Credit Card Surcharges & GST

Inland Revenue have been asked about their position on credit card surcharges & GST.

To be clear, these surcharges should not be confused with the credit card charges levied by the banks on their customers. Bank fees & interest don’t attract GST as they are a financial service. They are characterised as ‘exempt supplies’ under the Goods and Services Tax Act 1985.

The IRD opinion applies purely to ‘surcharges’ or ‘card payment fees’ levied by suppliers on their customers or clients who choose to use credit cards to pay their bills.

We are finding that this is becoming more and more common.

Restaurants, hotels and airlines all seem to add surcharges when customers elect to pay them by credit card. Online purchases often carry a surcharge for using a credit or debit card. Even the council applies a credit card surcharge when you pay for parking on the side of the street.

The justification is clear, although it remains controversial. The credit card companies charge the suppliers for using the facility and so the surcharge is put in place to recoup the cost. Suppliers argue that other forms of payment such as cash or internet banking do not attract costs and so they are simply recovering the cost of offering the credit card service.

The IRD believe that surcharges should attract GST. They believe that they should have the same GST treatment as the service or good supplied. Whether or not the supplier charges the fee directly or through a third party or agent does not alter their view. GST would still apply.

Inland Revenue is seeking feedback on their exposure draft by 31 July 2018.

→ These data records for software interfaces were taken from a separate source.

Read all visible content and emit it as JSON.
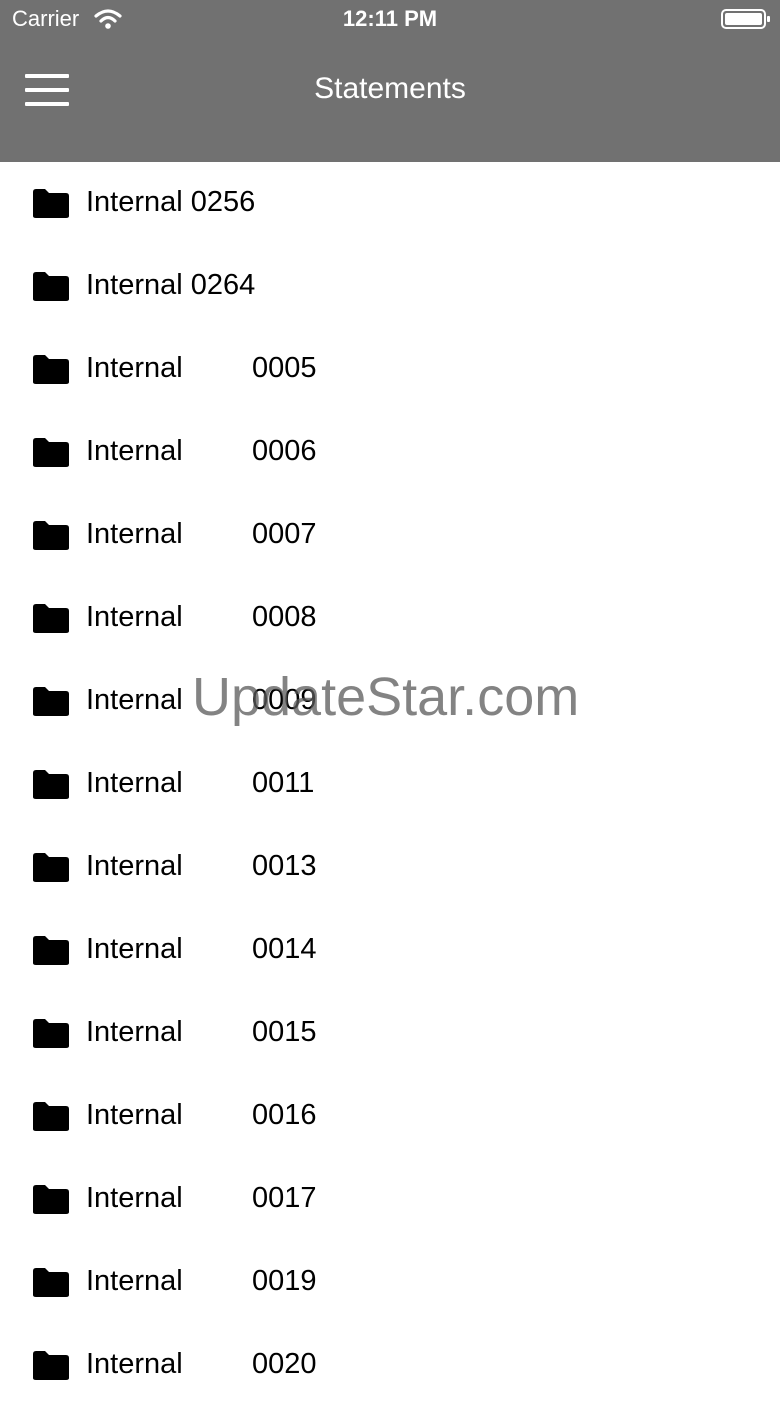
{
  "status_bar": {
    "carrier": "Carrier",
    "time": "12:11 PM"
  },
  "nav": {
    "title": "Statements",
    "menu_icon": "hamburger-menu-icon"
  },
  "colors": {
    "nav_background": "#717171",
    "text": "#000000"
  },
  "folders": [
    {
      "label": "Internal 0256"
    },
    {
      "label": "Internal 0264"
    },
    {
      "name": "Internal",
      "number": "0005"
    },
    {
      "name": "Internal",
      "number": "0006"
    },
    {
      "name": "Internal",
      "number": "0007"
    },
    {
      "name": "Internal",
      "number": "0008"
    },
    {
      "name": "Internal",
      "number": "0009"
    },
    {
      "name": "Internal",
      "number": "0011"
    },
    {
      "name": "Internal",
      "number": "0013"
    },
    {
      "name": "Internal",
      "number": "0014"
    },
    {
      "name": "Internal",
      "number": "0015"
    },
    {
      "name": "Internal",
      "number": "0016"
    },
    {
      "name": "Internal",
      "number": "0017"
    },
    {
      "name": "Internal",
      "number": "0019"
    },
    {
      "name": "Internal",
      "number": "0020"
    }
  ],
  "watermark": "UpdateStar.com"
}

With the banks now charging to deposit cheques, we wonder how long it will be until someone offers a cheque surcharge. Perish the thought!